Trackwork Handbook


[Contents]     [Track Design]

What I’ve written in this handbook includes both things I did and things I wish I had done when building my modules and while participating in building the Northern California Free-mo group’s new Mojave Yard. I’ve also incorporated comments made by other Free-mo modelers as well. If you’ve never built a module or installed trackwork before, following the recommendations presented here will result in excellent trackwork.

Even the most beautiful locomotives, equipment and scenery are no pleasure if trains don’t stay on the track or don’t look great traveling along it. While prototypical modeling occasionally results in models that simply aren’t suited to reliable operation, most derailments and other operational and appearance issues can be traced to avoidable trackwork problems.

Remember that the Free-mo objective is to create trackwork that is as prototypical, operates as well, and looks as good as our best locomotives and rolling stock. This means that trackwork needs to be treated as an important part of overall modeling work and made as reliable and faithful to the prototype as prize models.

The time and care invested in every step of planning and installing track will invariably be paid back many times over. This is especially true for modular trackwork. While applicable to all trackwork, the emphasis in what follows is on Free-mo trackwork. Everything recommended here is intended to conform to the U.S. Free-mo standard. Northern California Free-mo has created a set of guidelines providing more detailed recommendations while remaining entirely consistent with the Free-mo standard. The group's DCC guidelines can be found in a separate document.

In many of the subjects covered, I emphasize the need for flatness, very gradual transitions between different track heights, etc. A good quality square, a long straightedge (like a metal yardstick) and straight and curved track templates that rest between the rails will help to determine if you have accomplished what you intended.

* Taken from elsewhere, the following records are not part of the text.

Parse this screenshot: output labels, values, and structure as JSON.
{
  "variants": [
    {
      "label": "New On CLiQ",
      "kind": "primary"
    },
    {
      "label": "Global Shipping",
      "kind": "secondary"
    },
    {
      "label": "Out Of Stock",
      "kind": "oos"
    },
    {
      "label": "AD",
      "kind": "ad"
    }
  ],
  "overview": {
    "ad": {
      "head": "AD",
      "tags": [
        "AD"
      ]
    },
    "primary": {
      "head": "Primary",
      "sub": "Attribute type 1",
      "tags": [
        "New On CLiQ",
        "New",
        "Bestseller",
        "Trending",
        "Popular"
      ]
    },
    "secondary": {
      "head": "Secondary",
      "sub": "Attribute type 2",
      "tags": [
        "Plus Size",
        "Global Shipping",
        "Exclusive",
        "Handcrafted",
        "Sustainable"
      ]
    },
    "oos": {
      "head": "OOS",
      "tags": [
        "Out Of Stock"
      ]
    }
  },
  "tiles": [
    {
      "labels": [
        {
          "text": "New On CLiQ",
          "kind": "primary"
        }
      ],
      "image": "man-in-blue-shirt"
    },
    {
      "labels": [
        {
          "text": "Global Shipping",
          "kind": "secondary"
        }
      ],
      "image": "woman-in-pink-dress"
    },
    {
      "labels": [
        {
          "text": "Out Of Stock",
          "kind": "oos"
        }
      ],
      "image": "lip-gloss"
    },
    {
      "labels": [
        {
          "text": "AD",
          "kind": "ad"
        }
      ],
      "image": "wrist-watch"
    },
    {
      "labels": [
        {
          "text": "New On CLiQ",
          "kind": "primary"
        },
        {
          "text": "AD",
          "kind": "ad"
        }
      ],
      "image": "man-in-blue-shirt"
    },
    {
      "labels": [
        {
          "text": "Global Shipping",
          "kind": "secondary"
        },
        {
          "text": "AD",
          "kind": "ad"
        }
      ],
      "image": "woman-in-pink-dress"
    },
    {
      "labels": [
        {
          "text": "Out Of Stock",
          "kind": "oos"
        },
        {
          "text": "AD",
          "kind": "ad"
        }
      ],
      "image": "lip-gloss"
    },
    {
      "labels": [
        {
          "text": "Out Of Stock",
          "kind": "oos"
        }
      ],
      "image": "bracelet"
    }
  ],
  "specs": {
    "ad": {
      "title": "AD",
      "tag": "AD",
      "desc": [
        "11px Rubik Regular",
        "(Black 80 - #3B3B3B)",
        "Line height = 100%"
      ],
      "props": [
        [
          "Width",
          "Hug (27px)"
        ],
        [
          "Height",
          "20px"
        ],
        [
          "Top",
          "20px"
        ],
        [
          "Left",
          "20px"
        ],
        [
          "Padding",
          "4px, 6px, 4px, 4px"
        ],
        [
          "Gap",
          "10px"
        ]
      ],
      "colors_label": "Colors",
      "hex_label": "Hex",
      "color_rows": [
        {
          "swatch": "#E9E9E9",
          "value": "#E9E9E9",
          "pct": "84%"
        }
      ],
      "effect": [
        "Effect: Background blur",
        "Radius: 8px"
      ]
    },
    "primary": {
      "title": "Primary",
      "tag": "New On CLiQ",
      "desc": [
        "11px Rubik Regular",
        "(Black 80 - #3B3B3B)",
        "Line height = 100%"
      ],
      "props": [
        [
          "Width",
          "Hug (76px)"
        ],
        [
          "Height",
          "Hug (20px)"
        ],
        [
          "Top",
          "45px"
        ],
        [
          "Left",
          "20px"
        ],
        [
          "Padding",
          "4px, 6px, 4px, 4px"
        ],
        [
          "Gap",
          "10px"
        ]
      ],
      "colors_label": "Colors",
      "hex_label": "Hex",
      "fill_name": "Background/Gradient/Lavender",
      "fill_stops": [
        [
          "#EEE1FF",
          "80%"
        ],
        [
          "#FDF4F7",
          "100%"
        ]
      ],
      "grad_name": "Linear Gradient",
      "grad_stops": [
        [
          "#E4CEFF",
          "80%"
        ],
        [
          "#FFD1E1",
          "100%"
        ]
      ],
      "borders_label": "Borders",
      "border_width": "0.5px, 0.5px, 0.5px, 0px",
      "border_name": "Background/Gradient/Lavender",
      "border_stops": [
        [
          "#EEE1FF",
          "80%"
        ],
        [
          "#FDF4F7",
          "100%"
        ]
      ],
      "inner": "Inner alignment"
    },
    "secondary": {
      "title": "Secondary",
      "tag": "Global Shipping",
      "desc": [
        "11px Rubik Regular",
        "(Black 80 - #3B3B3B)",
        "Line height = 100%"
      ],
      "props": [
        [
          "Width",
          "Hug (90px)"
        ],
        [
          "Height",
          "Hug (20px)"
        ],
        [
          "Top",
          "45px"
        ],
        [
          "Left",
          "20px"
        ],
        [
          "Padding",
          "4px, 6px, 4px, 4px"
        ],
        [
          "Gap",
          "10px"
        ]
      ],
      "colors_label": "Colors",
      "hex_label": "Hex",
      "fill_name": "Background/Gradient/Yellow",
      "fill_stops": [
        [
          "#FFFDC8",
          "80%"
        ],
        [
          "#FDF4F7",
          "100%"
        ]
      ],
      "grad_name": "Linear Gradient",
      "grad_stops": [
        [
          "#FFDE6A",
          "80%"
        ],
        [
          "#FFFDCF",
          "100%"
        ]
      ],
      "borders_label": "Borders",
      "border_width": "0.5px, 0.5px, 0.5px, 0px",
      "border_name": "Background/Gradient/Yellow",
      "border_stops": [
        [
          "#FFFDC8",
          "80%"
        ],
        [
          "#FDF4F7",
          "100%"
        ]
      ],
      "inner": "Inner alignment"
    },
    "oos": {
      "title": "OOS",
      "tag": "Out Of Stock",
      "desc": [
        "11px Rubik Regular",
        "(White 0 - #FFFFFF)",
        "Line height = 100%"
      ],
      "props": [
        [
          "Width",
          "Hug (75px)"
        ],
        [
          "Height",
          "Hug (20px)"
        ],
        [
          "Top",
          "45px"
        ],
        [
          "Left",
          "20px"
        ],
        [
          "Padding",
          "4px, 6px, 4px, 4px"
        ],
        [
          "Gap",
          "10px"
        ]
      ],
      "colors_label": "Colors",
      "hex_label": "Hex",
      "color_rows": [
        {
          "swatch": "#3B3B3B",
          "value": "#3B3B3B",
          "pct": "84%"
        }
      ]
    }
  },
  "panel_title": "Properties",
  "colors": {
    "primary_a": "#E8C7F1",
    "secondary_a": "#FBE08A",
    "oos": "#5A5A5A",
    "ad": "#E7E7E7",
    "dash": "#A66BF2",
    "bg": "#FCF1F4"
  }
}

Even though you have and use these tools, nothing will substitute for the following invaluable hint.

After using all the tools available to check your work, sight across and along the module framework, roadbed, and track at rail top level. It's often surprising what is revealed when you do. You'll observe things that your tools may not have exposed. Dips, rises, twists, kinks, crooked track and turnouts, and all manner of other deviations from perfect cabinetry and trackwork will show up with surprising clarity. Do this frequently as you progress through all phases of building your module and your track.

[Contents]     [Track Design]

Gary M. Green